The first college women’s varsity soccer team was established at Castleton State College in Castleton VT in the mid 1960s. A major factor in the growth of women’s college soccer was the passage of the Educational Amendments of 1972, which included Title IX that mandated equal access and equal spending on athletic programs at college institutions. As a result, college varsity soccer programs for women were established.

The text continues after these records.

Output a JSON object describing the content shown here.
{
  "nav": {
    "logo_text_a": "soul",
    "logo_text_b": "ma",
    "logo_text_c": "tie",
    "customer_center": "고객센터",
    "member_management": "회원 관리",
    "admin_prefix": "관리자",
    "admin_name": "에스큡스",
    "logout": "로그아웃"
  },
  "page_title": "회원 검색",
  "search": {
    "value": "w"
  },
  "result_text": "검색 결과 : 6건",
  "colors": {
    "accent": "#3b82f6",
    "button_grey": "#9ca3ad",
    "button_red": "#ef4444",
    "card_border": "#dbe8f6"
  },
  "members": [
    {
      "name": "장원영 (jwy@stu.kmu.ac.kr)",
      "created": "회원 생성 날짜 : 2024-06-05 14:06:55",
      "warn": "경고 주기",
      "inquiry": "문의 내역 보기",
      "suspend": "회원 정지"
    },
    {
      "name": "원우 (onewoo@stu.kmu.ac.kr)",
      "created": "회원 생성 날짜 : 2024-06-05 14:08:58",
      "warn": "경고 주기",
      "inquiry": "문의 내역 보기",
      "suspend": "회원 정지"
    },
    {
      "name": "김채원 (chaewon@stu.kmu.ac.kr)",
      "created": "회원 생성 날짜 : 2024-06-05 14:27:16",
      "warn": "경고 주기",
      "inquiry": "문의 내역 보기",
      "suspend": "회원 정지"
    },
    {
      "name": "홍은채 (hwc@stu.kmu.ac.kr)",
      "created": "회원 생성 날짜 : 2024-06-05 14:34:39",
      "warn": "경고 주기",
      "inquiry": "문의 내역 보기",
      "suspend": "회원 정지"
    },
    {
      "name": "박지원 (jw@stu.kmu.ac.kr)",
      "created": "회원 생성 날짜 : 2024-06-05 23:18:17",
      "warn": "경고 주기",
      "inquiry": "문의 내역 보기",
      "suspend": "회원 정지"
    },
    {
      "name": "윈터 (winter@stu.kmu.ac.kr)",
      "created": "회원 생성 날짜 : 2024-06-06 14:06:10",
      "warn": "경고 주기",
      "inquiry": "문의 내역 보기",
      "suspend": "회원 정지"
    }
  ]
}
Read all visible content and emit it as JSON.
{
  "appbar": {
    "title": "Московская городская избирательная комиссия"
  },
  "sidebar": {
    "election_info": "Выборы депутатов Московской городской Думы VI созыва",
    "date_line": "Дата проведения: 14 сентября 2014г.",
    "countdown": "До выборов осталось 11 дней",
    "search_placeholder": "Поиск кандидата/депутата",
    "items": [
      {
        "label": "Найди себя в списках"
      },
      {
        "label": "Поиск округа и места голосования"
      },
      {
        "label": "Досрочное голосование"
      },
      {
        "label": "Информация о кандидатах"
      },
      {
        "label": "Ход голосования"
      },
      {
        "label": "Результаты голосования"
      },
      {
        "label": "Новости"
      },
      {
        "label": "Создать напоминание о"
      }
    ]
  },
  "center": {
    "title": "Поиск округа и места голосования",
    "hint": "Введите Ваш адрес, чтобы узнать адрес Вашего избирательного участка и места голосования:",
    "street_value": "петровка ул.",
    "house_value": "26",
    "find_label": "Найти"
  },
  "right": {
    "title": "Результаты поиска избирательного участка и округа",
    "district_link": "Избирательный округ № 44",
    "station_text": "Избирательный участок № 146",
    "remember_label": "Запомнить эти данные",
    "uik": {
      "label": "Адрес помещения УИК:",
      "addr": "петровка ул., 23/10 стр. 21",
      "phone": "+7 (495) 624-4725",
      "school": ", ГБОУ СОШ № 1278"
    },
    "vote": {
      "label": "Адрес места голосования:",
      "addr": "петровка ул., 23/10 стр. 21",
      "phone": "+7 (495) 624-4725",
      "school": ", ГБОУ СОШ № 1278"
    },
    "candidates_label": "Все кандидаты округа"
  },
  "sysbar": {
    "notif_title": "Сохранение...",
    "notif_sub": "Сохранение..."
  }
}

By 1981, there were about a 100 varsity programs established in NCAA women’s soccer, and even more club teams. The AIAW (Association for Intercollegiate Athletics for Women), a was established in the mid 1970s and began sponsoring women’s varsity programs. It establishing an informal national championship in 1980, which Cortland State won. A year later in 1981, the tournament was hosted by the University of North Carolina, which ended up winning the tournament as well. In 1982, the NCAA began to sponsor women’s sports and all schools switched into the NCAA. One major difference in the growth of women’s college soccer unlike mens, was that it did not start out primarily in one region of the country and spread through the decades. With help from men’s soccer, the women’s program was able to take root all over the country at once, and grow from there. The University of North Carolina, coached by Anson Dorrance, immediately stood out as the ones to beat in the women’s college game and remain that way up unto today. Of the first 20 NCAA championships, 16 were won by UNC, including nine in a row from 1986-1994.